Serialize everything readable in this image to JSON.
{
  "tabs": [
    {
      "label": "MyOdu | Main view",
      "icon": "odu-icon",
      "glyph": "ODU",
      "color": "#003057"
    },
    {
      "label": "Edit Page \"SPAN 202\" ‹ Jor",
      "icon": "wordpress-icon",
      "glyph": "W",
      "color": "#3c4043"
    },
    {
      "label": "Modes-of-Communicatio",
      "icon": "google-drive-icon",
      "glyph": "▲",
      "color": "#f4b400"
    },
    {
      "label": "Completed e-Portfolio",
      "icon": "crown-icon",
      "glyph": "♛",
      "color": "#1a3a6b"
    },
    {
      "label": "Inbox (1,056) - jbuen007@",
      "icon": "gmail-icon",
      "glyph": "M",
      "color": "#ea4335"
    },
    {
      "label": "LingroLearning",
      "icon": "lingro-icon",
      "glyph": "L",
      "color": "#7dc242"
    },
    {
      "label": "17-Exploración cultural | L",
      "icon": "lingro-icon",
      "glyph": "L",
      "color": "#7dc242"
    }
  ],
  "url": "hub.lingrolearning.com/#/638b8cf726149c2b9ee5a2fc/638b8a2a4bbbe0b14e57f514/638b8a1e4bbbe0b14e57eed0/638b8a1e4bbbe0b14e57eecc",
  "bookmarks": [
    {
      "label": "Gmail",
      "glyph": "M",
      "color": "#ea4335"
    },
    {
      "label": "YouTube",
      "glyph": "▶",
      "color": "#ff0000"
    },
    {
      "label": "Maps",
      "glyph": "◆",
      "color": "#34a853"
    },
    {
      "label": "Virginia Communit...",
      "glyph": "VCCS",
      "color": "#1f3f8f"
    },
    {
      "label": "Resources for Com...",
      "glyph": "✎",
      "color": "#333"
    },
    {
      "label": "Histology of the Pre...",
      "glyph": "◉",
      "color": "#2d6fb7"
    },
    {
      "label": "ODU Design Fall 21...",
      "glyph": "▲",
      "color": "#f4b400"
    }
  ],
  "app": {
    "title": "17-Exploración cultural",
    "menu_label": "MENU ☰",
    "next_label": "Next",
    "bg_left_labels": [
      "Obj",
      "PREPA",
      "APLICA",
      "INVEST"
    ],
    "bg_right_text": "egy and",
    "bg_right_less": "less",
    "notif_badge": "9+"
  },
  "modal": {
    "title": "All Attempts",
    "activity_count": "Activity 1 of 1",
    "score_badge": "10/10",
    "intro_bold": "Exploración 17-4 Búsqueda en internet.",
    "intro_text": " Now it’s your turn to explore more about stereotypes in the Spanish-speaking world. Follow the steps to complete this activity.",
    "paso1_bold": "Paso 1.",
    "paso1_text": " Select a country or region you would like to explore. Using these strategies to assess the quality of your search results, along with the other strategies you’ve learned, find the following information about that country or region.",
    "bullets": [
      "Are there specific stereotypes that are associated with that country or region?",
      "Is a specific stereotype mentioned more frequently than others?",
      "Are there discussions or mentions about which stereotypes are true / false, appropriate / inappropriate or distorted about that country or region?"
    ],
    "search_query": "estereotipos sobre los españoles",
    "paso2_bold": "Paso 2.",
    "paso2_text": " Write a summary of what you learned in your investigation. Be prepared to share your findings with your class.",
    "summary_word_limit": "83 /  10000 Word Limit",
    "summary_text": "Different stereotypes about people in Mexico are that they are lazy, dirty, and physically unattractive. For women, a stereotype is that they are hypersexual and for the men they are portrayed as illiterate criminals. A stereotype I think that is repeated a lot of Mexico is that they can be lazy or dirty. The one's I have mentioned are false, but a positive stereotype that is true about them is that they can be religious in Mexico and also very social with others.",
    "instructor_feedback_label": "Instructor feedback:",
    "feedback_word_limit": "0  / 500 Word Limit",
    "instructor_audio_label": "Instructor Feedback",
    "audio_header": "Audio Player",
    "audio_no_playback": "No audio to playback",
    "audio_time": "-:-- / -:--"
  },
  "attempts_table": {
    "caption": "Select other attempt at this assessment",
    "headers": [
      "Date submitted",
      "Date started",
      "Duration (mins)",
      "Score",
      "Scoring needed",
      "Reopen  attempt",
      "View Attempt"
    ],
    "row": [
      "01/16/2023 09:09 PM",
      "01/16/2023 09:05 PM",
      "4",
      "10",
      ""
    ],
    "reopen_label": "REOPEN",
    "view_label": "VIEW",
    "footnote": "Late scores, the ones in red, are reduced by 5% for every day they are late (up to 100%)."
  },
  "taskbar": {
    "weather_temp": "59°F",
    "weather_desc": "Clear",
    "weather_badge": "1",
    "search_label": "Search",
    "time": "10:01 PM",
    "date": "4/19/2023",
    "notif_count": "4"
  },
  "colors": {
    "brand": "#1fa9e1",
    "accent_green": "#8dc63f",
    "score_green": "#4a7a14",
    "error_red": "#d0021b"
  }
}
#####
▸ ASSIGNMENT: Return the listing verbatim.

▸ PROBLEM SOLUTION:
Serialize everything readable in this image to JSON.
{
  "tabs": [
    {
      "label": "MyOdu | Main view",
      "icon": "odu-icon",
      "glyph": "ODU",
      "color": "#003057"
    },
    {
      "label": "Edit Page \"SPAN 202\" ‹ Jor",
      "icon": "wordpress-icon",
      "glyph": "W",
      "color": "#3c4043"
    },
    {
      "label": "Modes-of-Communicatio",
      "icon": "google-drive-icon",
      "glyph": "▲",
      "color": "#f4b400"
    },
    {
      "label": "Completed e-Portfolio",
      "icon": "crown-icon",
      "glyph": "♛",
      "color": "#1a3a6b"
    },
    {
      "label": "Inbox (1,056) - jbuen007@",
      "icon": "gmail-icon",
      "glyph": "M",
      "color": "#ea4335"
    },
    {
      "label": "LingroLearning",
      "icon": "lingro-icon",
      "glyph": "L",
      "color": "#7dc242"
    },
    {
      "label": "17-Exploración cultural | L",
      "icon": "lingro-icon",
      "glyph": "L",
      "color": "#7dc242"
    }
  ],
  "url": "hub.lingrolearning.com/#/638b8cf726149c2b9ee5a2fc/638b8a2a4bbbe0b14e57f514/638b8a1e4bbbe0b14e57eed0/638b8a1e4bbbe0b14e57eecc",
  "bookmarks": [
    {
      "label": "Gmail",
      "glyph": "M",
      "color": "#ea4335"
    },
    {
      "label": "YouTube",
      "glyph": "▶",
      "color": "#ff0000"
    },
    {
      "label": "Maps",
      "glyph": "◆",
      "color": "#34a853"
    },
    {
      "label": "Virginia Communit...",
      "glyph": "VCCS",
      "color": "#1f3f8f"
    },
    {
      "label": "Resources for Com...",
      "glyph": "✎",
      "color": "#333"
    },
    {
      "label": "Histology of the Pre...",
      "glyph": "◉",
      "color": "#2d6fb7"
    },
    {
      "label": "ODU Design Fall 21...",
      "glyph": "▲",
      "color": "#f4b400"
    }
  ],
  "app": {
    "title": "17-Exploración cultural",
    "menu_label": "MENU ☰",
    "next_label": "Next",
    "bg_left_labels": [
      "Obj",
      "PREPA",
      "APLICA",
      "INVEST"
    ],
    "bg_right_text": "egy and",
    "bg_right_less": "less",
    "notif_badge": "9+"
  },
  "modal": {
    "title": "All Attempts",
    "activity_count": "Activity 1 of 1",
    "score_badge": "10/10",
    "intro_bold": "Exploración 17-4 Búsqueda en internet.",
    "intro_text": " Now it’s your turn to explore more about stereotypes in the Spanish-speaking world. Follow the steps to complete this activity.",
    "paso1_bold": "Paso 1.",
    "paso1_text": " Select a country or region you would like to explore. Using these strategies to assess the quality of your search results, along with the other strategies you’ve learned, find the following information about that country or region.",
    "bullets": [
      "Are there specific stereotypes that are associated with that country or region?",
      "Is a specific stereotype mentioned more frequently than others?",
      "Are there discussions or mentions about which stereotypes are true / false, appropriate / inappropriate or distorted about that country or region?"
    ],
    "search_query": "estereotipos sobre los españoles",
    "paso2_bold": "Paso 2.",
    "paso2_text": " Write a summary of what you learned in your investigation. Be prepared to share your findings with your class.",
    "summary_word_limit": "83 /  10000 Word Limit",
    "summary_text": "Different stereotypes about people in Mexico are that they are lazy, dirty, and physically unattractive. For women, a stereotype is that they are hypersexual and for the men they are portrayed as illiterate criminals. A stereotype I think that is repeated a lot of Mexico is that they can be lazy or dirty. The one's I have mentioned are false, but a positive stereotype that is true about them is that they can be religious in Mexico and also very social with others.",
    "instructor_feedback_label": "Instructor feedback:",
    "feedback_word_limit": "0  / 500 Word Limit",
    "instructor_audio_label": "Instructor Feedback",
    "audio_header": "Audio Player",
    "audio_no_playback": "No audio to playback",
    "audio_time": "-:-- / -:--"
  },
  "attempts_table": {
    "caption": "Select other attempt at this assessment",
    "headers": [
      "Date submitted",
      "Date started",
      "Duration (mins)",
      "Score",
      "Scoring needed",
      "Reopen  attempt",
      "View Attempt"
    ],
    "row": [
      "01/16/2023 09:09 PM",
      "01/16/2023 09:05 PM",
      "4",
      "10",
      ""
    ],
    "reopen_label": "REOPEN",
    "view_label": "VIEW",
    "footnote": "Late scores, the ones in red, are reduced by 5% for every day they are late (up to 100%)."
  },
  "taskbar": {
    "weather_temp": "59°F",
    "weather_desc": "Clear",
    "weather_badge": "1",
    "search_label": "Search",
    "time": "10:01 PM",
    "date": "4/19/2023",
    "notif_count": "4"
  },
  "colors": {
    "brand": "#1fa9e1",
    "accent_green": "#8dc63f",
    "score_green": "#4a7a14",
    "error_red": "#d0021b"
  }
}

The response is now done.